It has been 97 years since the Armenians committed genocide against the Azerbaijanis on 31 March, 1918.
AzVision.az presents the memories of those who were deported and whose families became the victims of the 1918 genocide and the cold facts by the historians regarding the event.
Note, in March-April 1918, massacres were committed in the city of Baku and other towns and districts of the Baku Province by the Armenian dashnak - bolshevik armed groups operating under the mandate of the Baku Council (Baku Soviet), and tens of thousands of civilians were killed only for their ethnic and religious affiliation. Stepan Shaumian, an ethnic Armenian appointed as the Commissar Extraordinary for the Caucasus by the head of the Russian Bolsheviks - Vladimir Lenin, admitted that 6,000 armed soldiers of the Baku Soviet and 4,000 from the Dashnaksutyun party participated in the massacres against the Azerbaijani people.

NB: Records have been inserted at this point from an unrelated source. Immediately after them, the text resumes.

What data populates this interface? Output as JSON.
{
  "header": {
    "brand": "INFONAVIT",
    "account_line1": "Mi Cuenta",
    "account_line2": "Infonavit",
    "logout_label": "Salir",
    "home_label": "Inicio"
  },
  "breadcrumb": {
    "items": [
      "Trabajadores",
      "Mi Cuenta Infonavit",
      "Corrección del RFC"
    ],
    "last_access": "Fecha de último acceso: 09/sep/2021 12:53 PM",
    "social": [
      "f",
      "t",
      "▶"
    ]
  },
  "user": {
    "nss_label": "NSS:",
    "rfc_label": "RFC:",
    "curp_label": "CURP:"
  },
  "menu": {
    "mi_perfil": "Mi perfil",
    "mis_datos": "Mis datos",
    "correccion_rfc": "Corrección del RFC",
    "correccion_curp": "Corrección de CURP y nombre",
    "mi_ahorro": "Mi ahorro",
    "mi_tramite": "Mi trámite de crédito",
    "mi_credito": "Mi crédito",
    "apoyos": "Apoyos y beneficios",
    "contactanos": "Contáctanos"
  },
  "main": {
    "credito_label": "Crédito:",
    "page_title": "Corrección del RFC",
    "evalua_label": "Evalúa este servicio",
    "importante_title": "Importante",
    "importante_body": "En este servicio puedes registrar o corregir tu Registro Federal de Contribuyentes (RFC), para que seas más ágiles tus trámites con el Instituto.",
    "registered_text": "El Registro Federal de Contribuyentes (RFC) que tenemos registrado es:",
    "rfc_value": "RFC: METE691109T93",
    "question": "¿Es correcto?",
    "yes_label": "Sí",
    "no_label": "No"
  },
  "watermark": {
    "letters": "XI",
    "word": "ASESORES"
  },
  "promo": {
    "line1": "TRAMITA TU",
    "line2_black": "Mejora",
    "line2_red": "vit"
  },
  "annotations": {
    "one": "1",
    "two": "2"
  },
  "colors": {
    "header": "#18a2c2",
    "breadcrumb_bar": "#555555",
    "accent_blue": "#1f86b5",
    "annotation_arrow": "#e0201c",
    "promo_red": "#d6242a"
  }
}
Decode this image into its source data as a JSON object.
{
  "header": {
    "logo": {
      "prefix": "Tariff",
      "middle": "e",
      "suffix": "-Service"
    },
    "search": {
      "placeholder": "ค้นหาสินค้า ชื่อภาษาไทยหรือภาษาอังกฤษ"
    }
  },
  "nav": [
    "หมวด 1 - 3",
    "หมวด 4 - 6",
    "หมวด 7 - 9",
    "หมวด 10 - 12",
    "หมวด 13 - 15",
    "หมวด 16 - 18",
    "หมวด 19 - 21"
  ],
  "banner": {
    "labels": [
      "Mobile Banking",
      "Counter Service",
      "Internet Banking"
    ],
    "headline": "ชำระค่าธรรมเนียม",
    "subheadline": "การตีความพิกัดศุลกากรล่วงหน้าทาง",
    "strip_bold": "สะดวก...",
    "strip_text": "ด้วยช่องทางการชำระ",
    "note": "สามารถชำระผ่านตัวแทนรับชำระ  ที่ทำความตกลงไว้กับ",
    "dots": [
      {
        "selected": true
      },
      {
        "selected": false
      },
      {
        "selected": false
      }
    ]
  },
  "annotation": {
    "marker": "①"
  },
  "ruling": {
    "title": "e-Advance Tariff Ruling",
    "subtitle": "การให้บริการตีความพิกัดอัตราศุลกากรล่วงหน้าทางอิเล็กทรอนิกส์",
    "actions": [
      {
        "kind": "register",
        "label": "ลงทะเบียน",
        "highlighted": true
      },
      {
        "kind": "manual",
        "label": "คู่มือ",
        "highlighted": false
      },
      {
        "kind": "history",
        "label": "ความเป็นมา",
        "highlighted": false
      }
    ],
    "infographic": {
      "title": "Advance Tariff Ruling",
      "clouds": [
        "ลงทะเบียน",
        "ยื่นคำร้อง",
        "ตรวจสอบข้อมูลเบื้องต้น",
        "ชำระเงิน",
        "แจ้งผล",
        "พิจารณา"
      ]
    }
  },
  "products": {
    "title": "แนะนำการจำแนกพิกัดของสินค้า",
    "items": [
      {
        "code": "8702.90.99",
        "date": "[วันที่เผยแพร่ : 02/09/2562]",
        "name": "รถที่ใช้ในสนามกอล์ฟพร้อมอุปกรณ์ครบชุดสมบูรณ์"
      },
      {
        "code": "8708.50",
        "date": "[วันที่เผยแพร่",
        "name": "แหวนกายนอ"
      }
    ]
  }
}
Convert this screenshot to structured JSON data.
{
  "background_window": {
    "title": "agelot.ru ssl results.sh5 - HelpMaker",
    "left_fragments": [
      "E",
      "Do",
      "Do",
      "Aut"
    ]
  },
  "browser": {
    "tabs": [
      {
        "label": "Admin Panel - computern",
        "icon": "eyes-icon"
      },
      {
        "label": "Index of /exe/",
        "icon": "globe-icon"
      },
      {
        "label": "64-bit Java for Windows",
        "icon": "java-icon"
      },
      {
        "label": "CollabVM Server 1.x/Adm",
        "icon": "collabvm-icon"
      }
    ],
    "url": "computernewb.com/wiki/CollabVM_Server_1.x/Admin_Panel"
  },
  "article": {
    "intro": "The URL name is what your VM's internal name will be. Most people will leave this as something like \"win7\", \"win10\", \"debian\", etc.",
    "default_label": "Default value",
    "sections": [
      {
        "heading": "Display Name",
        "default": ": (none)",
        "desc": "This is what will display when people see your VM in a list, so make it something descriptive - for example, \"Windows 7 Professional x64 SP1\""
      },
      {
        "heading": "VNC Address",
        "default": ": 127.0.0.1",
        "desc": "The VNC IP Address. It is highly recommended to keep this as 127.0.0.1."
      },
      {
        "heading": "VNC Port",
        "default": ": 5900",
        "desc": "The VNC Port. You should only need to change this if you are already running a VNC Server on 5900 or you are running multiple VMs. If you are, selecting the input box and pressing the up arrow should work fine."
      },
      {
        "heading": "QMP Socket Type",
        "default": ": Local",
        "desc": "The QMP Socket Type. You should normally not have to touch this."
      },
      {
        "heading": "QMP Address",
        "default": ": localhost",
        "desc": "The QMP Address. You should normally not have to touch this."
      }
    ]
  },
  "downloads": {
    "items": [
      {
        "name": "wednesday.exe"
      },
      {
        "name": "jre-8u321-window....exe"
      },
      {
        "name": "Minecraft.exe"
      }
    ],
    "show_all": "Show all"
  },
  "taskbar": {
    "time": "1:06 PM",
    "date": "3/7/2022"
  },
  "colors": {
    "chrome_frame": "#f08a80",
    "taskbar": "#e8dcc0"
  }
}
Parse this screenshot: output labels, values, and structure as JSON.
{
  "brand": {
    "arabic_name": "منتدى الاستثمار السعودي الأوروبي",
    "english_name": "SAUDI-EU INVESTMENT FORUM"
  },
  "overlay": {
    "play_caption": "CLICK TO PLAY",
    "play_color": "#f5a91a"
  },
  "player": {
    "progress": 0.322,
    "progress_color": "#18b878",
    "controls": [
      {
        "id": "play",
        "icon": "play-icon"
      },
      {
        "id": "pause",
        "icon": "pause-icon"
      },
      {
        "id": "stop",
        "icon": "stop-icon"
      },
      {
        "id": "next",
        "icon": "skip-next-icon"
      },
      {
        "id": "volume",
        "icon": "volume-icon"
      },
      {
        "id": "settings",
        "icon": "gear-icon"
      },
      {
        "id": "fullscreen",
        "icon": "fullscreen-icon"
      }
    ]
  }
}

The genocide carried out against the Azerbaijanis along with Baku covered also Shamakhi, Guba, Iravan, Zangezur, Garabagh, Nakhchivan and Kars regions. During the first five months of 1918, more than 16,000 people were murdered with utmost cruelty in Guba province alone; a total of 167 villages were destroyed, 35 of which do not exist to this day. The Armenians also slaughtered local Jews and Lezghis living in Guba. Mass graves discovered in the Guba region in 2007 constitute clear evidence of the inhumane acts committed by Armenians.
March massacres of 1918 were well prepared and ruthlessly implemented act by radical nationalist Armenians against Azerbaijanis on the grounds of racial discrimination and ethnic cleansing.
The Government of the Azerbaijan Democratic Republic established in 1918 the Extraordinary Investigation Commission in order to investigate the serious crimes perpetrated by Armenians and has taken a number of measures to preserve the true facts revealed by the Commission in the memory of the people and to inform the world community about these atrocities. The Extraordinary Investigation Commission which was comprised of the best lawyers of that time representing different nationalities – Russians, Jewish, Polish, Georgians and even Armenians, based on the evidence launched criminal cases against 194 individuals accused of different crimes against the peaceful population; 24 individuals in Baku and about 100 individuals in Shamakhy had been arrested for perpetrated crimes.
However, this process had been suspended after the demise of the Azerbaijan Democratic Republic, a full investigation of the tragic events and its political-legal assessment had been prevented. Only after 80 years – on March 26, 1998, the adequate political assessment was given to these horrific events by the Decree of the President of the Republic of Azerbaijan "On the Genocide of Azerbaijanis", signed by National Leader Heydar Aliyev and 31 March was declared the Day of Genocide of Azerbaijanis.